(Dataset excerpts begins)

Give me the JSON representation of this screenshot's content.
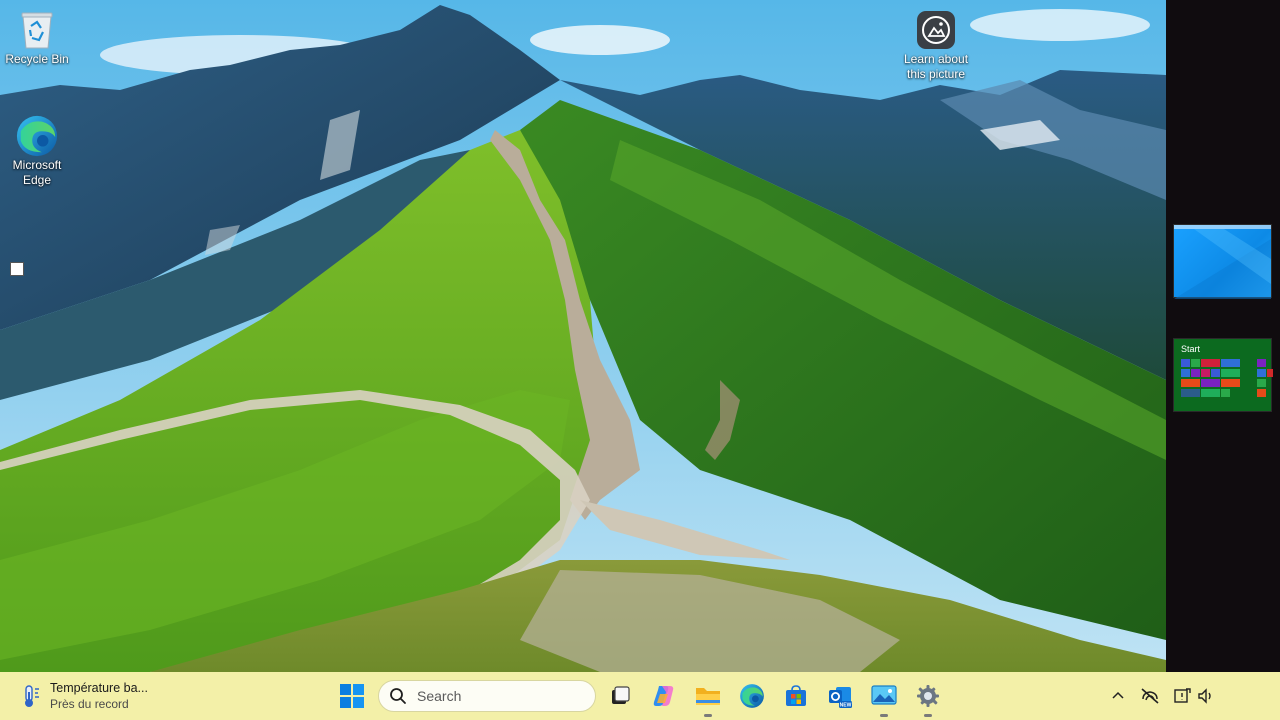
{
  "desktop": {
    "icons": [
      {
        "label": "Recycle Bin",
        "icon": "recycle-bin-icon"
      },
      {
        "label": "Microsoft\nEdge",
        "icon": "edge-icon"
      },
      {
        "label": "Learn about\nthis picture",
        "icon": "camera-icon"
      }
    ]
  },
  "side_panel": {
    "thumbnails": [
      {
        "name": "desktop-thumbnail"
      },
      {
        "name": "start-thumbnail",
        "label": "Start"
      }
    ]
  },
  "taskbar": {
    "weather": {
      "title": "Température ba...",
      "subtitle": "Près du record",
      "icon": "thermometer-icon"
    },
    "search": {
      "placeholder": "Search"
    },
    "apps": [
      {
        "name": "task-view",
        "icon": "task-view-icon"
      },
      {
        "name": "copilot",
        "icon": "copilot-icon"
      },
      {
        "name": "file-explorer",
        "icon": "folder-icon"
      },
      {
        "name": "edge",
        "icon": "edge-icon"
      },
      {
        "name": "microsoft-store",
        "icon": "store-icon"
      },
      {
        "name": "outlook-new",
        "icon": "outlook-icon"
      },
      {
        "name": "photos",
        "icon": "photos-icon"
      },
      {
        "name": "settings",
        "icon": "gear-icon"
      }
    ],
    "tray": [
      "chevron-up-icon",
      "network-off-icon",
      "notification-icon",
      "volume-icon"
    ]
  },
  "colors": {
    "taskbar_bg": "#f3f0a8",
    "accent": "#0078d4",
    "side_panel_bg": "#100c0f"
  }
}
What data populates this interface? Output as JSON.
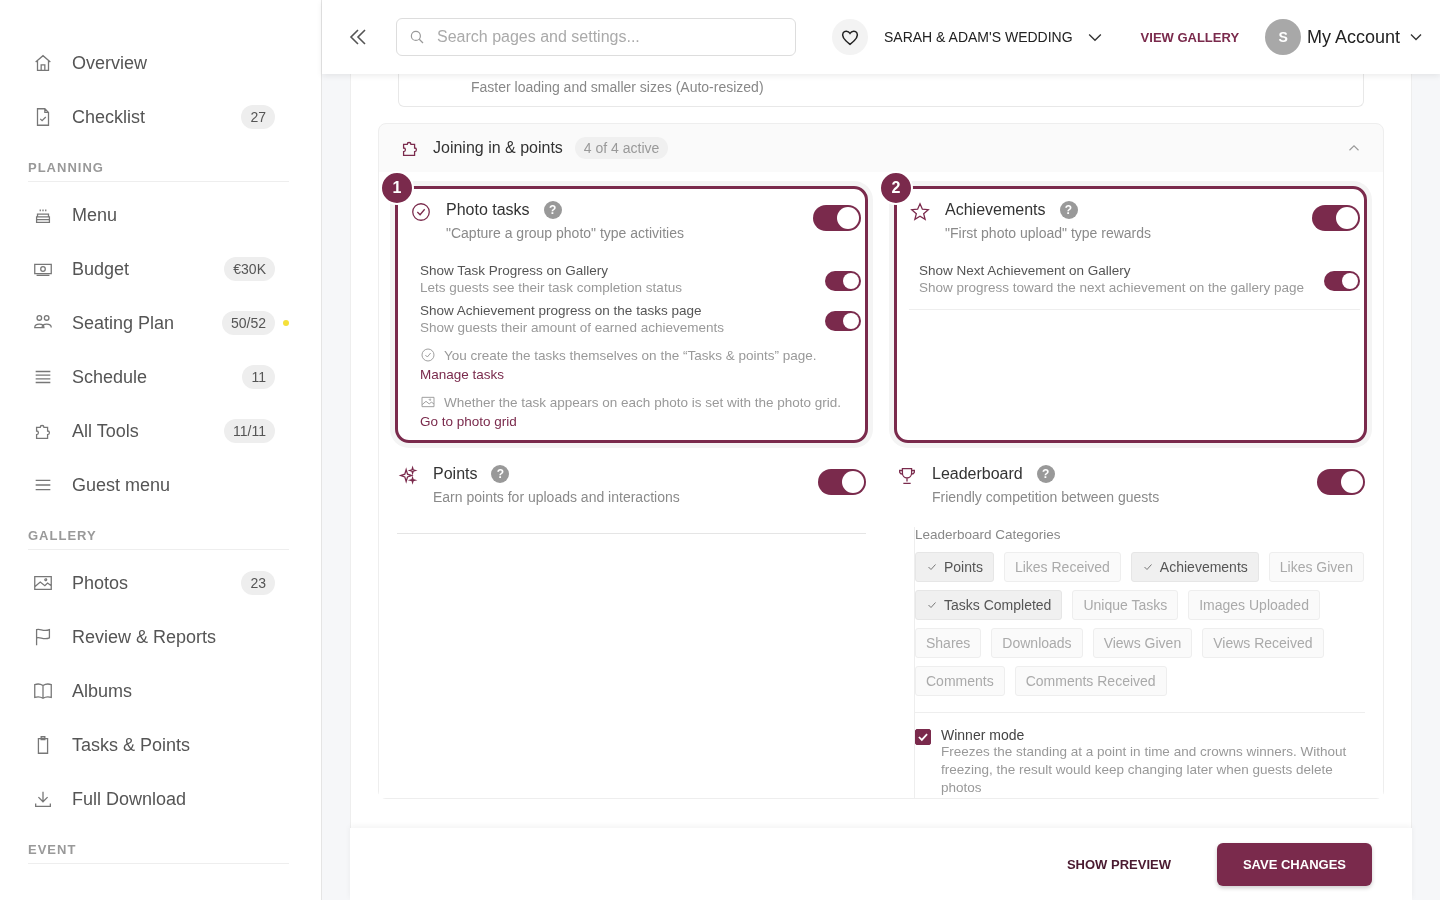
{
  "sidebar": {
    "groups": [
      {
        "items": [
          {
            "label": "Overview"
          },
          {
            "label": "Checklist",
            "badge": "27"
          }
        ]
      },
      {
        "heading": "PLANNING",
        "items": [
          {
            "label": "Menu"
          },
          {
            "label": "Budget",
            "badge": "€30K"
          },
          {
            "label": "Seating Plan",
            "badge": "50/52",
            "color": "#f5e03b"
          },
          {
            "label": "Schedule",
            "badge": "11"
          },
          {
            "label": "All Tools",
            "badge": "11/11"
          },
          {
            "label": "Guest menu"
          }
        ]
      },
      {
        "heading": "GALLERY",
        "items": [
          {
            "label": "Photos",
            "badge": "23"
          },
          {
            "label": "Review & Reports"
          },
          {
            "label": "Albums"
          },
          {
            "label": "Tasks & Points"
          },
          {
            "label": "Full Download"
          }
        ]
      },
      {
        "heading": "EVENT"
      }
    ]
  },
  "header": {
    "search": {
      "placeholder": "Search pages and settings..."
    },
    "event": "SARAH & ADAM'S WEDDING",
    "view_gallery": "VIEW GALLERY",
    "avatar": "S",
    "account": "My Account"
  },
  "top_card": {
    "text": "Faster loading and smaller sizes (Auto-resized)"
  },
  "section": {
    "title": "Joining in & points",
    "count": "4 of 4 active",
    "expanded": true,
    "features": [
      {
        "marker": "1",
        "title": "Photo tasks",
        "help": "?",
        "description": "\"Capture a group photo\" type activities",
        "on": true,
        "options": [
          {
            "title": "Show Task Progress on Gallery",
            "description": "Lets guests see their task completion status",
            "on": true
          },
          {
            "title": "Show Achievement progress on the tasks page",
            "description": "Show guests their amount of earned achievements",
            "on": true
          }
        ],
        "notes": [
          {
            "text": "You create the tasks themselves on the “Tasks & points” page.",
            "link": "Manage tasks"
          },
          {
            "text": "Whether the task appears on each photo is set with the photo grid.",
            "link": "Go to photo grid"
          }
        ]
      },
      {
        "marker": "2",
        "title": "Achievements",
        "help": "?",
        "description": "\"First photo upload\" type rewards",
        "on": true,
        "options": [
          {
            "title": "Show Next Achievement on Gallery",
            "description": "Show progress toward the next achievement on the gallery page",
            "on": true
          }
        ]
      },
      {
        "title": "Points",
        "help": "?",
        "description": "Earn points for uploads and interactions",
        "on": true
      },
      {
        "title": "Leaderboard",
        "help": "?",
        "description": "Friendly competition between guests",
        "on": true,
        "categories_label": "Leaderboard Categories",
        "categories": [
          {
            "label": "Points",
            "selected": true
          },
          {
            "label": "Likes Received",
            "selected": false
          },
          {
            "label": "Achievements",
            "selected": true
          },
          {
            "label": "Likes Given",
            "selected": false
          },
          {
            "label": "Tasks Completed",
            "selected": true
          },
          {
            "label": "Unique Tasks",
            "selected": false
          },
          {
            "label": "Images Uploaded",
            "selected": false
          },
          {
            "label": "Shares",
            "selected": false
          },
          {
            "label": "Downloads",
            "selected": false
          },
          {
            "label": "Views Given",
            "selected": false
          },
          {
            "label": "Views Received",
            "selected": false
          },
          {
            "label": "Comments",
            "selected": false
          },
          {
            "label": "Comments Received",
            "selected": false
          }
        ],
        "winner_mode": {
          "label": "Winner mode",
          "checked": true,
          "description": "Freezes the standing at a point in time and crowns winners. Without freezing, the result would keep changing later when guests delete photos"
        }
      }
    ]
  },
  "footer": {
    "preview": "SHOW PREVIEW",
    "save": "SAVE CHANGES"
  }
}
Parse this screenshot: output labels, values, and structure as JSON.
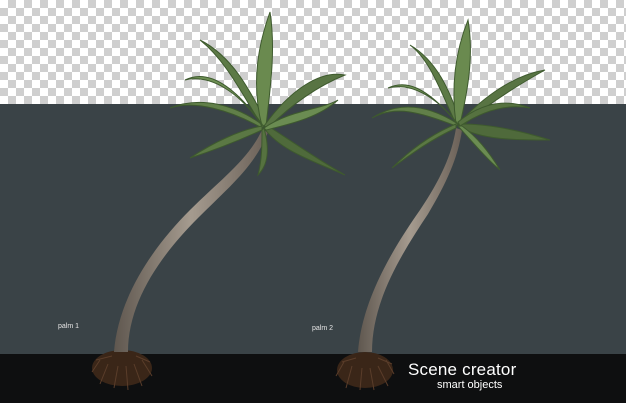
{
  "labels": {
    "palm1": "palm 1",
    "palm2": "palm 2"
  },
  "brand": {
    "title": "Scene creator",
    "subtitle": "smart objects"
  },
  "colors": {
    "panel": "#3a4347",
    "floor": "#0e0f10",
    "frond": "#5d7a46",
    "trunk": "#8a7f74"
  }
}
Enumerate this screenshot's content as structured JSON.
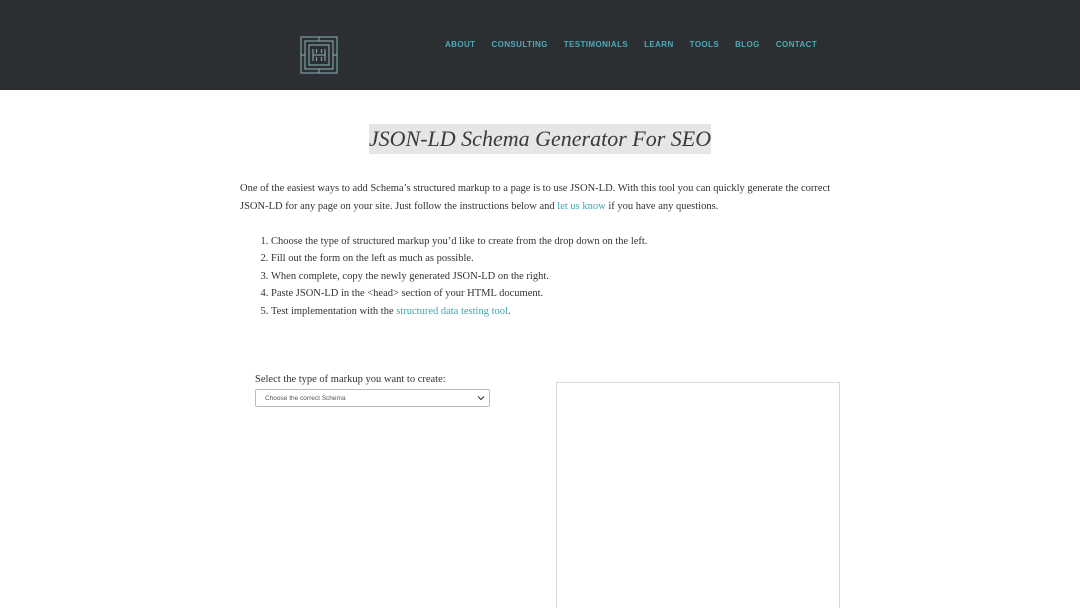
{
  "header": {
    "logo_icon": "hh-maze-logo-icon",
    "colors": {
      "background": "#2b2f32",
      "nav_link": "#4fa9b8"
    },
    "nav": [
      {
        "label": "ABOUT"
      },
      {
        "label": "CONSULTING"
      },
      {
        "label": "TESTIMONIALS"
      },
      {
        "label": "LEARN"
      },
      {
        "label": "TOOLS"
      },
      {
        "label": "BLOG"
      },
      {
        "label": "CONTACT"
      }
    ]
  },
  "main": {
    "title": "JSON-LD Schema Generator For SEO",
    "intro": {
      "text_before": "One of the easiest ways to add Schema’s structured markup to a page is to use JSON-LD. With this tool you can quickly generate the correct JSON-LD for any page on your site. Just follow the instructions below and ",
      "link_text": "let us know",
      "text_after": " if you have any questions."
    },
    "steps": [
      {
        "text": "Choose the type of structured markup you’d like to create from the drop down on the left."
      },
      {
        "text": "Fill out the form on the left as much as possible."
      },
      {
        "text": "When complete, copy the newly generated JSON-LD on the right."
      },
      {
        "text": "Paste JSON-LD in the <head> section of your HTML document."
      },
      {
        "text_before": "Test implementation with the ",
        "link_text": "structured data testing tool",
        "text_after": "."
      }
    ],
    "select": {
      "label": "Select the type of markup you want to create:",
      "selected": "Choose the correct Schema",
      "arrow_icon": "chevron-down-icon"
    },
    "output": {
      "value": ""
    },
    "link_color": "#3fa5b1"
  }
}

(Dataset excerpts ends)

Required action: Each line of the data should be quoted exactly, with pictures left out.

Exercise result:
Give me the JSON representation of this screenshot's content.
{
  "desktop": {
    "icons": [
      {
        "label": "Recycle Bin",
        "icon": "recycle-bin-icon"
      },
      {
        "label": "Microsoft\nEdge",
        "icon": "edge-icon"
      },
      {
        "label": "Learn about\nthis picture",
        "icon": "camera-icon"
      }
    ]
  },
  "side_panel": {
    "thumbnails": [
      {
        "name": "desktop-thumbnail"
      },
      {
        "name": "start-thumbnail",
        "label": "Start"
      }
    ]
  },
  "taskbar": {
    "weather": {
      "title": "Température ba...",
      "subtitle": "Près du record",
      "icon": "thermometer-icon"
    },
    "search": {
      "placeholder": "Search"
    },
    "apps": [
      {
        "name": "task-view",
        "icon": "task-view-icon"
      },
      {
        "name": "copilot",
        "icon": "copilot-icon"
      },
      {
        "name": "file-explorer",
        "icon": "folder-icon"
      },
      {
        "name": "edge",
        "icon": "edge-icon"
      },
      {
        "name": "microsoft-store",
        "icon": "store-icon"
      },
      {
        "name": "outlook-new",
        "icon": "outlook-icon"
      },
      {
        "name": "photos",
        "icon": "photos-icon"
      },
      {
        "name": "settings",
        "icon": "gear-icon"
      }
    ],
    "tray": [
      "chevron-up-icon",
      "network-off-icon",
      "notification-icon",
      "volume-icon"
    ]
  },
  "colors": {
    "taskbar_bg": "#f3f0a8",
    "accent": "#0078d4",
    "side_panel_bg": "#100c0f"
  }
}
What data populates this interface? Output as JSON.
{
  "sidebar": {
    "groups": [
      {
        "items": [
          {
            "label": "Overview"
          },
          {
            "label": "Checklist",
            "badge": "27"
          }
        ]
      },
      {
        "heading": "PLANNING",
        "items": [
          {
            "label": "Menu"
          },
          {
            "label": "Budget",
            "badge": "€30K"
          },
          {
            "label": "Seating Plan",
            "badge": "50/52",
            "color": "#f5e03b"
          },
          {
            "label": "Schedule",
            "badge": "11"
          },
          {
            "label": "All Tools",
            "badge": "11/11"
          },
          {
            "label": "Guest menu"
          }
        ]
      },
      {
        "heading": "GALLERY",
        "items": [
          {
            "label": "Photos",
            "badge": "23"
          },
          {
            "label": "Review & Reports"
          },
          {
            "label": "Albums"
          },
          {
            "label": "Tasks & Points"
          },
          {
            "label": "Full Download"
          }
        ]
      },
      {
        "heading": "EVENT"
      }
    ]
  },
  "header": {
    "search": {
      "placeholder": "Search pages and settings..."
    },
    "event": "SARAH & ADAM'S WEDDING",
    "view_gallery": "VIEW GALLERY",
    "avatar": "S",
    "account": "My Account"
  },
  "top_card": {
    "text": "Faster loading and smaller sizes (Auto-resized)"
  },
  "section": {
    "title": "Joining in & points",
    "count": "4 of 4 active",
    "expanded": true,
    "features": [
      {
        "marker": "1",
        "title": "Photo tasks",
        "help": "?",
        "description": "\"Capture a group photo\" type activities",
        "on": true,
        "options": [
          {
            "title": "Show Task Progress on Gallery",
            "description": "Lets guests see their task completion status",
            "on": true
          },
          {
            "title": "Show Achievement progress on the tasks page",
            "description": "Show guests their amount of earned achievements",
            "on": true
          }
        ],
        "notes": [
          {
            "text": "You create the tasks themselves on the “Tasks & points” page.",
            "link": "Manage tasks"
          },
          {
            "text": "Whether the task appears on each photo is set with the photo grid.",
            "link": "Go to photo grid"
          }
        ]
      },
      {
        "marker": "2",
        "title": "Achievements",
        "help": "?",
        "description": "\"First photo upload\" type rewards",
        "on": true,
        "options": [
          {
            "title": "Show Next Achievement on Gallery",
            "description": "Show progress toward the next achievement on the gallery page",
            "on": true
          }
        ]
      },
      {
        "title": "Points",
        "help": "?",
        "description": "Earn points for uploads and interactions",
        "on": true
      },
      {
        "title": "Leaderboard",
        "help": "?",
        "description": "Friendly competition between guests",
        "on": true,
        "categories_label": "Leaderboard Categories",
        "categories": [
          {
            "label": "Points",
            "selected": true
          },
          {
            "label": "Likes Received",
            "selected": false
          },
          {
            "label": "Achievements",
            "selected": true
          },
          {
            "label": "Likes Given",
            "selected": false
          },
          {
            "label": "Tasks Completed",
            "selected": true
          },
          {
            "label": "Unique Tasks",
            "selected": false
          },
          {
            "label": "Images Uploaded",
            "selected": false
          },
          {
            "label": "Shares",
            "selected": false
          },
          {
            "label": "Downloads",
            "selected": false
          },
          {
            "label": "Views Given",
            "selected": false
          },
          {
            "label": "Views Received",
            "selected": false
          },
          {
            "label": "Comments",
            "selected": false
          },
          {
            "label": "Comments Received",
            "selected": false
          }
        ],
        "winner_mode": {
          "label": "Winner mode",
          "checked": true,
          "description": "Freezes the standing at a point in time and crowns winners. Without freezing, the result would keep changing later when guests delete photos"
        }
      }
    ]
  },
  "footer": {
    "preview": "SHOW PREVIEW",
    "save": "SAVE CHANGES"
  }
}
Parse this screenshot: output labels, values, and structure as JSON.
{
  "labels": {
    "palm1": "palm 1",
    "palm2": "palm 2"
  },
  "brand": {
    "title": "Scene creator",
    "subtitle": "smart objects"
  },
  "colors": {
    "panel": "#3a4347",
    "floor": "#0e0f10",
    "frond": "#5d7a46",
    "trunk": "#8a7f74"
  }
}
Enumerate this screenshot's content as structured JSON.
{
  "header": {
    "logo_icon": "hh-maze-logo-icon",
    "colors": {
      "background": "#2b2f32",
      "nav_link": "#4fa9b8"
    },
    "nav": [
      {
        "label": "ABOUT"
      },
      {
        "label": "CONSULTING"
      },
      {
        "label": "TESTIMONIALS"
      },
      {
        "label": "LEARN"
      },
      {
        "label": "TOOLS"
      },
      {
        "label": "BLOG"
      },
      {
        "label": "CONTACT"
      }
    ]
  },
  "main": {
    "title": "JSON-LD Schema Generator For SEO",
    "intro": {
      "text_before": "One of the easiest ways to add Schema’s structured markup to a page is to use JSON-LD. With this tool you can quickly generate the correct JSON-LD for any page on your site. Just follow the instructions below and ",
      "link_text": "let us know",
      "text_after": " if you have any questions."
    },
    "steps": [
      {
        "text": "Choose the type of structured markup you’d like to create from the drop down on the left."
      },
      {
        "text": "Fill out the form on the left as much as possible."
      },
      {
        "text": "When complete, copy the newly generated JSON-LD on the right."
      },
      {
        "text": "Paste JSON-LD in the <head> section of your HTML document."
      },
      {
        "text_before": "Test implementation with the ",
        "link_text": "structured data testing tool",
        "text_after": "."
      }
    ],
    "select": {
      "label": "Select the type of markup you want to create:",
      "selected": "Choose the correct Schema",
      "arrow_icon": "chevron-down-icon"
    },
    "output": {
      "value": ""
    },
    "link_color": "#3fa5b1"
  }
}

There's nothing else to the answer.